MTD is coming to corporation tax
Making Tax Digital (MTD) has been with us for VAT purposes for over a year and a half and is due to be extended to income tax self-assessment from April 2023. But until very recently, it wasn’t clear when, or even if, corporation tax would be brought within the MTD fold.
That all changed with the publication in mid-November of a consultation which confirms that MTD will be coming to corporation tax, though not before 2026.
In this article we will take a quick look at what is being proposed, and what this might mean for companies and their agents in practice.
What will MTD look like?
The extension of MTD to corporation tax will mean a fundamental shake up of record keeping and filing requirements for companies. In summary, under MTD companies will need to:
- maintain digital records of their income and expenditure;
- provide quarterly updates of income and expenditure to HMRC using MTD compatible software; and
- file their annual CT return using MTD compatible software.
It is likely that these requirements will lead to most companies and their agents having to make changes to their current software and processes.
Under MTD for corporation tax, companies will have to keep a digital record of all transactions they undertake. The proposal is that, for each transaction, the date and amount will have to be recorded and a category assigned.
The requirement to categorise each transaction means that even those businesses that currently keep digital records are likely to have to make some changes. It appears that there will be a specific list of categories to be used, with the consultation proposing a minimum of 28 different ones (including trading income, bank interest, rent and rates, car expenses etc).
In addition to this transactional data, the digital records will also need to include some non-financial data, such as company type, industry classification and addresses of properties. There’s also a proposal that this could include a group structure, with entities in the charge to corporation tax clearly identified.
A brand new requirement under MTD will be to submit a quarterly update to HMRC using compatible software.
HMRC’s theory is that it should be possible to do this in a straightforward manner, by letting the software automatically prepare quarterly updates from the digital transaction records.
It will be up to the company whether these quarterly updates include any accounting or tax adjustments or are just summaries of the income and expense transaction figures for the quarter.
Whilst submission of unadjusted figures is likely to be simpler, making such adjustments may allow companies to get a clearer picture of what their eventual tax liability is likely to be.
The consultation proposes that update periods will be linked to the accounting period, with a filing deadline of one month after the end of the quarter.
Hopefully there will be some flexibility in this, as otherwise companies within MTD for VAT whose VAT quarters don’t align with their accounting period quarters could effectively have eight quarterly updates to file each year.

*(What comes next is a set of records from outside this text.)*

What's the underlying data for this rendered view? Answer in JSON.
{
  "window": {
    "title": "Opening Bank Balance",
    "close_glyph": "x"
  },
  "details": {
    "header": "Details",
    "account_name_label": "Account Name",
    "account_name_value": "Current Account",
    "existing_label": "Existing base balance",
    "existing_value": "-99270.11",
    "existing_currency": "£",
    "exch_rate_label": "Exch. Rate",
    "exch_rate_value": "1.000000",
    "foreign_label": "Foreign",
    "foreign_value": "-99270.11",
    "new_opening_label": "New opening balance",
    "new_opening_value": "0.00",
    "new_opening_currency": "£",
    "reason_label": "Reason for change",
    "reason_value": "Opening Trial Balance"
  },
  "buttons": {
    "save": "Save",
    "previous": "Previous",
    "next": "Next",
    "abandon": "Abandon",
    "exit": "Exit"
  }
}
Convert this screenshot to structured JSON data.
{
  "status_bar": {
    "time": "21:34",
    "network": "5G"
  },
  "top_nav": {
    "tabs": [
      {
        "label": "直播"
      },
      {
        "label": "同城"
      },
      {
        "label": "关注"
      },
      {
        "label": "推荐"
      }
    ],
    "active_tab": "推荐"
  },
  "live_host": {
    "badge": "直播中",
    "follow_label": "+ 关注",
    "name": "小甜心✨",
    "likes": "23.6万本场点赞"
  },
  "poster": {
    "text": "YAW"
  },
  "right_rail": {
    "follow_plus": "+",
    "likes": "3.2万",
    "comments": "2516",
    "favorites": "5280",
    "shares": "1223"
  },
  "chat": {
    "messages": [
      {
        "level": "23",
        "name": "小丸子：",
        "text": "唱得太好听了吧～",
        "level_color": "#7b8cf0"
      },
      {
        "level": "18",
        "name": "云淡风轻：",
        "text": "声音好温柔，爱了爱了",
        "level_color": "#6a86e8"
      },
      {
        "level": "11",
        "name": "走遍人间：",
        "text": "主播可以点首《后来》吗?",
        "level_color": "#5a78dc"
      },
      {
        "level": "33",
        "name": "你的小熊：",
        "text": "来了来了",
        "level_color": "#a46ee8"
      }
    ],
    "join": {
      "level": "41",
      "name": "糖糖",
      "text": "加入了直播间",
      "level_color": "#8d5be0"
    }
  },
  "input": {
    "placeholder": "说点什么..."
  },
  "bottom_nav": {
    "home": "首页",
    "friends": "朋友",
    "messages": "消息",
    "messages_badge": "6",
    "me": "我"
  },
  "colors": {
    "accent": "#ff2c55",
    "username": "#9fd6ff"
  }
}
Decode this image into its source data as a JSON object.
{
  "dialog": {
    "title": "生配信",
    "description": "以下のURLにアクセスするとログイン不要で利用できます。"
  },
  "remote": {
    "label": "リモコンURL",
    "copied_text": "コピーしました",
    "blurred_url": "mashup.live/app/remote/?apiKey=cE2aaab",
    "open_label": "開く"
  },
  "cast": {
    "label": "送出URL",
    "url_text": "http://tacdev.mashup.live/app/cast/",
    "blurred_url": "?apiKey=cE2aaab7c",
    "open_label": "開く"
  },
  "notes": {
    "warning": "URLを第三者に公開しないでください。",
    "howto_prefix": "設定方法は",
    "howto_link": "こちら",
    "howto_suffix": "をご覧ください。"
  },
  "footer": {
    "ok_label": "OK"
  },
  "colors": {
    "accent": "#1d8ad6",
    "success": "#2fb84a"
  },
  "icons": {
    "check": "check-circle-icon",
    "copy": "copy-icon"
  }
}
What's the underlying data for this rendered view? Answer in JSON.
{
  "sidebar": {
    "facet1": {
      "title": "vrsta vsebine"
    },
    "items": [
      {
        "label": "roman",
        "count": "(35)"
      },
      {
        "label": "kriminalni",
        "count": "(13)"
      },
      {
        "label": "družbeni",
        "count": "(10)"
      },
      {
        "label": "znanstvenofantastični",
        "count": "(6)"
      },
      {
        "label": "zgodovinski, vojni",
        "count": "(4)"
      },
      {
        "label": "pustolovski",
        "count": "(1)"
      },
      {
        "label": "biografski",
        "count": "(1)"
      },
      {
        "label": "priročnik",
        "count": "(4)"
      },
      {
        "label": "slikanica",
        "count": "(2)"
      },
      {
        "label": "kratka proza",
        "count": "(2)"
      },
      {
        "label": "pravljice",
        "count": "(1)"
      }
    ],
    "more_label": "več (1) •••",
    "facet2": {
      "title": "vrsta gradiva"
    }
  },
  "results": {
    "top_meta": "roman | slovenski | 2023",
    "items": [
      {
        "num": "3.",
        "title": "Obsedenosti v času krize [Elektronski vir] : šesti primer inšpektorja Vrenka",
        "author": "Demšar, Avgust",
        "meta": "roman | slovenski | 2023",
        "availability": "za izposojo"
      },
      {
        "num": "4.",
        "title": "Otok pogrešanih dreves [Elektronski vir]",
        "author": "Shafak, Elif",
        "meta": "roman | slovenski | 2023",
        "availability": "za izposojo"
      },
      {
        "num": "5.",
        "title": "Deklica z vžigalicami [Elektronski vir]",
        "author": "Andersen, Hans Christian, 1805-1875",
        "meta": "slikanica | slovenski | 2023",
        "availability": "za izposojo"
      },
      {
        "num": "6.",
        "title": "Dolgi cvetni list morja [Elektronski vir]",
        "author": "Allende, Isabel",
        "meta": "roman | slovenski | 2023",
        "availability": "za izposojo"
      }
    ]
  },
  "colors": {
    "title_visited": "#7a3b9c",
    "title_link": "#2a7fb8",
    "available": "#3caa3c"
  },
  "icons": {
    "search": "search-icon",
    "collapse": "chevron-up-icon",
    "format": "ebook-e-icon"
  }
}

The final piece in the MTD puzzle is that companies will need to use MTD-compliant software to calculate and submit their normal end of year corporation tax return. This doesn’t have to be the same piece of software used to keep digital records, but where it isn’t ‘digital links’ will need to be put in place between the different bits of software used – it won’t be possible to manually type in or copy and paste totals from one programme to the other. This may prove to be problematic for some companies, such as groups using different pieces of software, or those with complex accounting systems or those using point of sale systems that are not MTD compliant.
One area explored in the consultation, which arguably goes beyond the remit of MTD, is whether there is scope to align the corporation tax return filing deadline with that for the statutory accounts. This would mean that private companies would only have nine months to file their corporation tax return (six months for a listed company). Given that the accounts are the starting point for preparing the return, this is likely to create practical difficulties and require companies and agents to further change their compliance processes.
Exemptions and special cases
It is proposed that MTD will apply to all entities within the charge to corporation tax, with only a few minor exceptions.
Unlike MTD for income tax self-assessment (and MTD for VAT to date) there is no exemption proposed for smaller businesses. Instead, the only true exemptions proposed are for the digitally excluded (i.e. those for whom it’s not ‘reasonably practicable’ to use digital tools to keep records and file updates) and insolvent entities which would normally be exempt from online filing.
However, it is proposed that the requirements could be relaxed or flexed for companies in certain circumstances. In particular, those companies that fall in the quarterly instalment payments regime for very large companies (i.e. with profits in excess of £20m) may not be required to submit quarterly reports, though they will still be required to keep digital records in the required format and submit their annual return using MTD compatible software.
The consultation closes on March 5, 2021 and HMRC have indicated it will publish a simplified version of the consultation, aimed at small companies. The aim is then to launch a pilot of the service in 2024, followed by mandation from April 2026 at the earliest.